WHAT YOU ARE ASKED TO DO:
Please give the entries below again exactly, omitting every picture.

[Dataset records]
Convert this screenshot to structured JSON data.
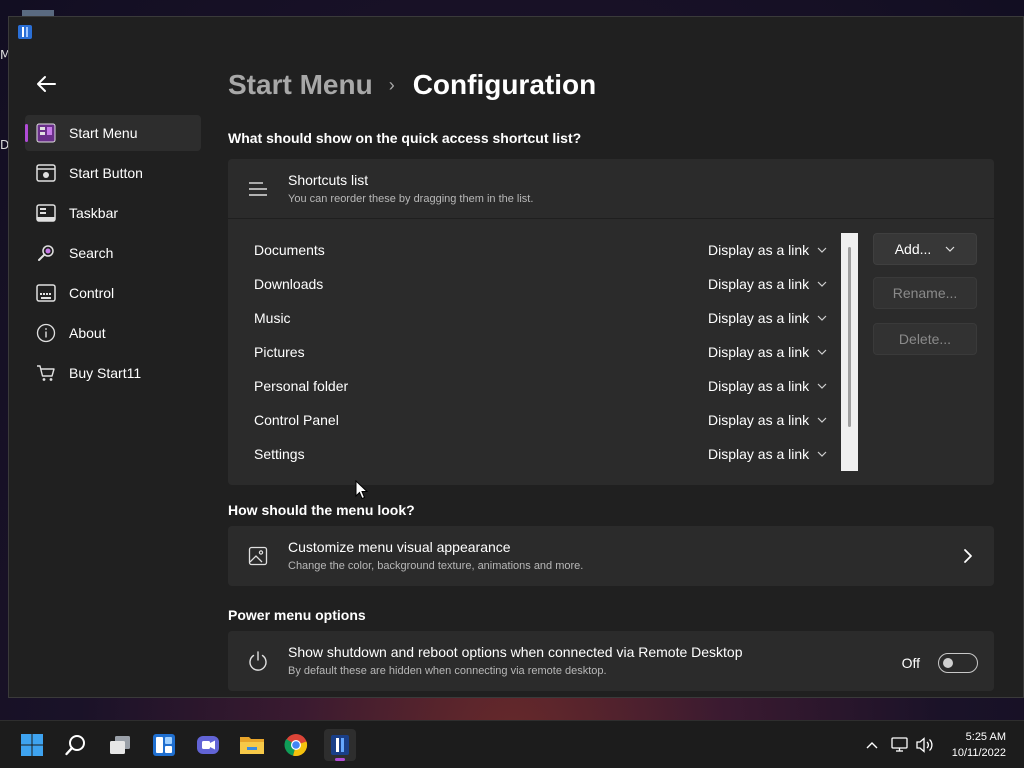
{
  "desktop": {
    "edge_letters": [
      "M",
      "D"
    ]
  },
  "window": {
    "app_icon": "start11-logo-icon"
  },
  "sidebar": {
    "back_icon": "back-arrow-icon",
    "items": [
      {
        "label": "Start Menu",
        "icon": "start-menu-icon",
        "active": true
      },
      {
        "label": "Start Button",
        "icon": "start-button-icon",
        "active": false
      },
      {
        "label": "Taskbar",
        "icon": "taskbar-icon",
        "active": false
      },
      {
        "label": "Search",
        "icon": "search-icon",
        "active": false
      },
      {
        "label": "Control",
        "icon": "control-icon",
        "active": false
      },
      {
        "label": "About",
        "icon": "info-icon",
        "active": false
      },
      {
        "label": "Buy Start11",
        "icon": "cart-icon",
        "active": false
      }
    ]
  },
  "header": {
    "parent": "Start Menu",
    "separator": "›",
    "current": "Configuration"
  },
  "quick_access": {
    "heading": "What should show on the quick access shortcut list?",
    "card_title": "Shortcuts list",
    "card_desc": "You can reorder these by dragging them in the list.",
    "rows": [
      {
        "name": "Documents",
        "mode": "Display as a link"
      },
      {
        "name": "Downloads",
        "mode": "Display as a link"
      },
      {
        "name": "Music",
        "mode": "Display as a link"
      },
      {
        "name": "Pictures",
        "mode": "Display as a link"
      },
      {
        "name": "Personal folder",
        "mode": "Display as a link"
      },
      {
        "name": "Control Panel",
        "mode": "Display as a link"
      },
      {
        "name": "Settings",
        "mode": "Display as a link"
      }
    ],
    "buttons": {
      "add": "Add...",
      "rename": "Rename...",
      "delete": "Delete..."
    }
  },
  "look": {
    "heading": "How should the menu look?",
    "title": "Customize menu visual appearance",
    "desc": "Change the color, background texture, animations and more."
  },
  "power": {
    "heading": "Power menu options",
    "title": "Show shutdown and reboot options when connected via Remote Desktop",
    "desc": "By default these are hidden when connecting via remote desktop.",
    "toggle_label": "Off",
    "toggle_on": false
  },
  "taskbar": {
    "icons": [
      "windows-start-icon",
      "search-icon",
      "task-view-icon",
      "widgets-icon",
      "teams-chat-icon",
      "file-explorer-icon",
      "chrome-icon",
      "start11-app-icon"
    ],
    "tray": [
      "chevron-up-icon",
      "network-icon",
      "volume-icon"
    ],
    "time": "5:25 AM",
    "date": "10/11/2022"
  },
  "colors": {
    "accent": "#b04bd6",
    "window_bg": "#202020",
    "card_bg": "#2b2b2b"
  }
}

YOUR SOLUTION:
Convert this screenshot to structured JSON data.
{
  "desktop": {
    "edge_letters": [
      "M",
      "D"
    ]
  },
  "window": {
    "app_icon": "start11-logo-icon"
  },
  "sidebar": {
    "back_icon": "back-arrow-icon",
    "items": [
      {
        "label": "Start Menu",
        "icon": "start-menu-icon",
        "active": true
      },
      {
        "label": "Start Button",
        "icon": "start-button-icon",
        "active": false
      },
      {
        "label": "Taskbar",
        "icon": "taskbar-icon",
        "active": false
      },
      {
        "label": "Search",
        "icon": "search-icon",
        "active": false
      },
      {
        "label": "Control",
        "icon": "control-icon",
        "active": false
      },
      {
        "label": "About",
        "icon": "info-icon",
        "active": false
      },
      {
        "label": "Buy Start11",
        "icon": "cart-icon",
        "active": false
      }
    ]
  },
  "header": {
    "parent": "Start Menu",
    "separator": "›",
    "current": "Configuration"
  },
  "quick_access": {
    "heading": "What should show on the quick access shortcut list?",
    "card_title": "Shortcuts list",
    "card_desc": "You can reorder these by dragging them in the list.",
    "rows": [
      {
        "name": "Documents",
        "mode": "Display as a link"
      },
      {
        "name": "Downloads",
        "mode": "Display as a link"
      },
      {
        "name": "Music",
        "mode": "Display as a link"
      },
      {
        "name": "Pictures",
        "mode": "Display as a link"
      },
      {
        "name": "Personal folder",
        "mode": "Display as a link"
      },
      {
        "name": "Control Panel",
        "mode": "Display as a link"
      },
      {
        "name": "Settings",
        "mode": "Display as a link"
      }
    ],
    "buttons": {
      "add": "Add...",
      "rename": "Rename...",
      "delete": "Delete..."
    }
  },
  "look": {
    "heading": "How should the menu look?",
    "title": "Customize menu visual appearance",
    "desc": "Change the color, background texture, animations and more."
  },
  "power": {
    "heading": "Power menu options",
    "title": "Show shutdown and reboot options when connected via Remote Desktop",
    "desc": "By default these are hidden when connecting via remote desktop.",
    "toggle_label": "Off",
    "toggle_on": false
  },
  "taskbar": {
    "icons": [
      "windows-start-icon",
      "search-icon",
      "task-view-icon",
      "widgets-icon",
      "teams-chat-icon",
      "file-explorer-icon",
      "chrome-icon",
      "start11-app-icon"
    ],
    "tray": [
      "chevron-up-icon",
      "network-icon",
      "volume-icon"
    ],
    "time": "5:25 AM",
    "date": "10/11/2022"
  },
  "colors": {
    "accent": "#b04bd6",
    "window_bg": "#202020",
    "card_bg": "#2b2b2b"
  }
}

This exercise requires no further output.